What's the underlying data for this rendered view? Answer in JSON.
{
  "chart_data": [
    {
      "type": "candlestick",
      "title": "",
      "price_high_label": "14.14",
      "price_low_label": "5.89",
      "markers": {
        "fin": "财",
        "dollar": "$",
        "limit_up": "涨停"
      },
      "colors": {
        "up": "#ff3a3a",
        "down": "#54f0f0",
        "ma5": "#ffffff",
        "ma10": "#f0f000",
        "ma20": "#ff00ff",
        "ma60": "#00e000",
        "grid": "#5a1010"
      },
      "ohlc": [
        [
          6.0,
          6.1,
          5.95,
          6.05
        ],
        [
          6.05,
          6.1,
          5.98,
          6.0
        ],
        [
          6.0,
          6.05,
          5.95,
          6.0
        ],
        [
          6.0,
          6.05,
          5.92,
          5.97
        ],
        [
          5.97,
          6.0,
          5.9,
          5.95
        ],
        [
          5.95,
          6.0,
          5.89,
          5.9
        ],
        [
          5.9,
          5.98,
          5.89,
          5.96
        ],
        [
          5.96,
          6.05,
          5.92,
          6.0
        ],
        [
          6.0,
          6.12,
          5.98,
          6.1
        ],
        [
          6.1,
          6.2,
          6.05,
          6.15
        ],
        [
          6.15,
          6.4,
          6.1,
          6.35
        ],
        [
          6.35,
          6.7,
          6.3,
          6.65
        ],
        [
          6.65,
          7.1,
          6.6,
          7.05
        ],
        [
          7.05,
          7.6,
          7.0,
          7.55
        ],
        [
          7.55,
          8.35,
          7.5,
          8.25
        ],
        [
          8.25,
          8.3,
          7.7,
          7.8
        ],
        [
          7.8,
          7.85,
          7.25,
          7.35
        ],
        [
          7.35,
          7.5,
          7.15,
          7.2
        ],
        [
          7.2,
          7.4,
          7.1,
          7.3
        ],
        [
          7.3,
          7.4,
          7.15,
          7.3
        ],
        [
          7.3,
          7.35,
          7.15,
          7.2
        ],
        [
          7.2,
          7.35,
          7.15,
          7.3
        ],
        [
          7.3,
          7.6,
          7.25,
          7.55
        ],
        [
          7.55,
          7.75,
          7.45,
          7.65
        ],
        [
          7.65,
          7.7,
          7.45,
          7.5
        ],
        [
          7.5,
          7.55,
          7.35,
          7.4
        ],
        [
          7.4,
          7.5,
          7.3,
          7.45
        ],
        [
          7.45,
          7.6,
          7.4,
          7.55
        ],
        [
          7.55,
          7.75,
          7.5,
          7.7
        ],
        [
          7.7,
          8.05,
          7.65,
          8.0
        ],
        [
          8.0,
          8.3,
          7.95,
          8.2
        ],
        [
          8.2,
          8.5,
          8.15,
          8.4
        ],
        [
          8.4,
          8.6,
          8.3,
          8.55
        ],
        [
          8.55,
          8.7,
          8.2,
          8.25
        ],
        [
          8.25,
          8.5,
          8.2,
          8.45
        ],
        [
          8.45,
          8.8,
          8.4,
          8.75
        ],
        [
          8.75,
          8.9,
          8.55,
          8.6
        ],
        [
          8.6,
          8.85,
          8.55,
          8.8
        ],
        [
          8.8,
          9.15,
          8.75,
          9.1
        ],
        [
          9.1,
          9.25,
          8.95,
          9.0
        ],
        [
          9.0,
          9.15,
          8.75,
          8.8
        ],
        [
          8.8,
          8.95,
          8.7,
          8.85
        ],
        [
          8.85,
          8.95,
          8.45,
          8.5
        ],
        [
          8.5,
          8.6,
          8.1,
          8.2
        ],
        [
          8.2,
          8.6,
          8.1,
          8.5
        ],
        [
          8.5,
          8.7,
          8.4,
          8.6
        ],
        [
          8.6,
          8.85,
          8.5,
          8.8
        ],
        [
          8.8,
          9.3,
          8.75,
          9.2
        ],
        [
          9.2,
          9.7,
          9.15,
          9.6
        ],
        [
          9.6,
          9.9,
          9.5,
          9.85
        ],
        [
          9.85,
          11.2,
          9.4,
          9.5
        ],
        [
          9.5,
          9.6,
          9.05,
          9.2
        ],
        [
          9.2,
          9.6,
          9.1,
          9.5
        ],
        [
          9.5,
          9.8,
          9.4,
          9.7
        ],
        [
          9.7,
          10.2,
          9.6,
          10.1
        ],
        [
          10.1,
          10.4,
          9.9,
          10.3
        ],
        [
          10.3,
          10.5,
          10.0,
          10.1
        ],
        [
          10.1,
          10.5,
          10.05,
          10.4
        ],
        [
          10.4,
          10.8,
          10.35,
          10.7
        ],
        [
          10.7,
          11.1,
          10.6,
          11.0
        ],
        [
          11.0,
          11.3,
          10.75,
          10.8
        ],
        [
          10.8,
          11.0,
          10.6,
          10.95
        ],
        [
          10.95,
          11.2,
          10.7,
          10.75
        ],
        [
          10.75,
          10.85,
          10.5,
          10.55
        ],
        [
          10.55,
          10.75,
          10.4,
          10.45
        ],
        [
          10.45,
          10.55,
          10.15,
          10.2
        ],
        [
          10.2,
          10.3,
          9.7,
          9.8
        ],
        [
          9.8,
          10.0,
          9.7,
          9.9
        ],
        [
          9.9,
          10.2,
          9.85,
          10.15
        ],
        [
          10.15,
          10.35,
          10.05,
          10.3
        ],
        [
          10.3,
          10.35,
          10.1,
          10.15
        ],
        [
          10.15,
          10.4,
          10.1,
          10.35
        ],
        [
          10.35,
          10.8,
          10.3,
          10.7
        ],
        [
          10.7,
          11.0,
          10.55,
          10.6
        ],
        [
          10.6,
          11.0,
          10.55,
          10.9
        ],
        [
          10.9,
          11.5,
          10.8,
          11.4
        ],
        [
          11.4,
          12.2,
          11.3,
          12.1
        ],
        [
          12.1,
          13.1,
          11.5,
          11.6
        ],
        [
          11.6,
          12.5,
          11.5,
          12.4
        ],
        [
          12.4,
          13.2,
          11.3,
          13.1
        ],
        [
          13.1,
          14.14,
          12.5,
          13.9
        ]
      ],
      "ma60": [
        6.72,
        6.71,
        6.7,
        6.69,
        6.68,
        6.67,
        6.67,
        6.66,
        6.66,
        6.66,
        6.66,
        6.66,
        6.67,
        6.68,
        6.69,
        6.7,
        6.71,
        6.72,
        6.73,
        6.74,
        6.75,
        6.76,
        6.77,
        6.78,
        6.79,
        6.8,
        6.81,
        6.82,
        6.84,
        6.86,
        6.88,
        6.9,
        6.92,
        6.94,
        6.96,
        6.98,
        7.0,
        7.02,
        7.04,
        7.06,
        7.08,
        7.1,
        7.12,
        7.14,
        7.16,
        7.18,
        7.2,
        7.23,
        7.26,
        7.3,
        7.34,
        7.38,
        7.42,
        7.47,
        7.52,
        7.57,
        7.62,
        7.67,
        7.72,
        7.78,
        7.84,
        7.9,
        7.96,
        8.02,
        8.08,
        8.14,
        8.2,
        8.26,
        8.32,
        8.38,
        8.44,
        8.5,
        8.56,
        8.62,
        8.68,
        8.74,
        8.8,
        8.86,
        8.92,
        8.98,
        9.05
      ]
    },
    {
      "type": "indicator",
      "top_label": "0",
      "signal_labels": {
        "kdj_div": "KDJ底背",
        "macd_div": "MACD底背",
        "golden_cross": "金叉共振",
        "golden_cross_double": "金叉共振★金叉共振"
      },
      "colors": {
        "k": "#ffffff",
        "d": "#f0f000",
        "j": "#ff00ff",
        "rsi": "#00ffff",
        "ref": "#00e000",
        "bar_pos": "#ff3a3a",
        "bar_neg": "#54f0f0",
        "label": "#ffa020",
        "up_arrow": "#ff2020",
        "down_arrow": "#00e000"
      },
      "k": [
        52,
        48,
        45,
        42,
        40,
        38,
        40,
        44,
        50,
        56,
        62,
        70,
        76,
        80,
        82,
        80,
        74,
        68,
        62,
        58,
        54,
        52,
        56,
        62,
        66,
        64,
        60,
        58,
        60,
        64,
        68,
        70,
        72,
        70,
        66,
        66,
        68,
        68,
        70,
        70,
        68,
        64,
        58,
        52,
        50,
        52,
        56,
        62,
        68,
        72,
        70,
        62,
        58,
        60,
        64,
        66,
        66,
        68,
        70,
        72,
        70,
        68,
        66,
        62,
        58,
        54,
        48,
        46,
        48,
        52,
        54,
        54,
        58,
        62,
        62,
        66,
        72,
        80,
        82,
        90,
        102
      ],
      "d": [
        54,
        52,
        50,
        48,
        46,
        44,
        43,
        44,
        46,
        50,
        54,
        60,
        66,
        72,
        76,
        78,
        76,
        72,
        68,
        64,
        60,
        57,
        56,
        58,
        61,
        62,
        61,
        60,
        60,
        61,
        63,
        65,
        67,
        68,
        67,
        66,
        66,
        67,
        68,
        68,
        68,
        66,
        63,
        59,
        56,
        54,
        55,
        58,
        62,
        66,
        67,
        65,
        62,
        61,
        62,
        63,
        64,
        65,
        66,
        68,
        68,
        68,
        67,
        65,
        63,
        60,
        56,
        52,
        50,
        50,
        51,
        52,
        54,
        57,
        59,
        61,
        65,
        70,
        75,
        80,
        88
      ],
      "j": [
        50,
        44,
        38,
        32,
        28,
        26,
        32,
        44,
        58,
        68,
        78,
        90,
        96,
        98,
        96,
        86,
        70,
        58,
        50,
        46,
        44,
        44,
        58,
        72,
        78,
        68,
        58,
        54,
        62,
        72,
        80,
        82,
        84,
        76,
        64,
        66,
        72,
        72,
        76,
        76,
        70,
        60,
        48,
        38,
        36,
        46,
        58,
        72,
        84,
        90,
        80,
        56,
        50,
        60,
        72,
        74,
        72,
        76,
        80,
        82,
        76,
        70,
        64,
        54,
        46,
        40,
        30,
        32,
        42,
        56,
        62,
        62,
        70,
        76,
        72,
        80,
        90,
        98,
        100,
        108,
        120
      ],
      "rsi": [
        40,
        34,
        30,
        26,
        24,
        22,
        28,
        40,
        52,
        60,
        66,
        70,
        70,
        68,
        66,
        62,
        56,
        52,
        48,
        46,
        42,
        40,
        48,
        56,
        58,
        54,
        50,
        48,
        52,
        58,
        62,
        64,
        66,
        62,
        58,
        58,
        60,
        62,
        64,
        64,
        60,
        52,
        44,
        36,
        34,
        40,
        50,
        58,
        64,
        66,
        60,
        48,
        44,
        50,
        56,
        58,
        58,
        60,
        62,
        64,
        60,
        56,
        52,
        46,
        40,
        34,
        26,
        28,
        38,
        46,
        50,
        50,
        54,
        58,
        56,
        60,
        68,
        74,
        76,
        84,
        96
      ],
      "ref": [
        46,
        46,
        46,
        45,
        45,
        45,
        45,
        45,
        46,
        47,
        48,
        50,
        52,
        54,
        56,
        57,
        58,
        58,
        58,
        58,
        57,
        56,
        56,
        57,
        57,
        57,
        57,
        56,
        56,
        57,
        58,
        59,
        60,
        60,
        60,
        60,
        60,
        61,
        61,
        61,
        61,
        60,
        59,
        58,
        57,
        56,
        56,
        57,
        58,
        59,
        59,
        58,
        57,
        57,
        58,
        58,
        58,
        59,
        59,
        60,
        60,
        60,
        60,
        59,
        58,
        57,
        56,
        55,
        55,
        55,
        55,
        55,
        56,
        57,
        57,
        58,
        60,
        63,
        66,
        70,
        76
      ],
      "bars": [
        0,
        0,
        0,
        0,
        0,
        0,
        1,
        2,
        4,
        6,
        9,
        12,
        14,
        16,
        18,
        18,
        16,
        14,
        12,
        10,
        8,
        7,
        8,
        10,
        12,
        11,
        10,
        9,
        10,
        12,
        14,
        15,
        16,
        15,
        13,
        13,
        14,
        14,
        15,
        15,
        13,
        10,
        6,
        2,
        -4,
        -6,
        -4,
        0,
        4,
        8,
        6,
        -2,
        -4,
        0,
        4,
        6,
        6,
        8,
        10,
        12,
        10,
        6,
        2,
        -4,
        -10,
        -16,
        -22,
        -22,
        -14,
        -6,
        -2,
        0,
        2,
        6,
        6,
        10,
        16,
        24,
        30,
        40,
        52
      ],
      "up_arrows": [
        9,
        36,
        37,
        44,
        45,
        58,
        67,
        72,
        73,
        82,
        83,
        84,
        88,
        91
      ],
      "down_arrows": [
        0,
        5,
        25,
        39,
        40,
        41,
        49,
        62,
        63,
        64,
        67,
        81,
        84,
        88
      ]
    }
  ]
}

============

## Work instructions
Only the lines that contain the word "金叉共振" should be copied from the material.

## Exercise response
        "golden_cross": "金叉共振",
        "golden_cross_double": "金叉共振★金叉共振"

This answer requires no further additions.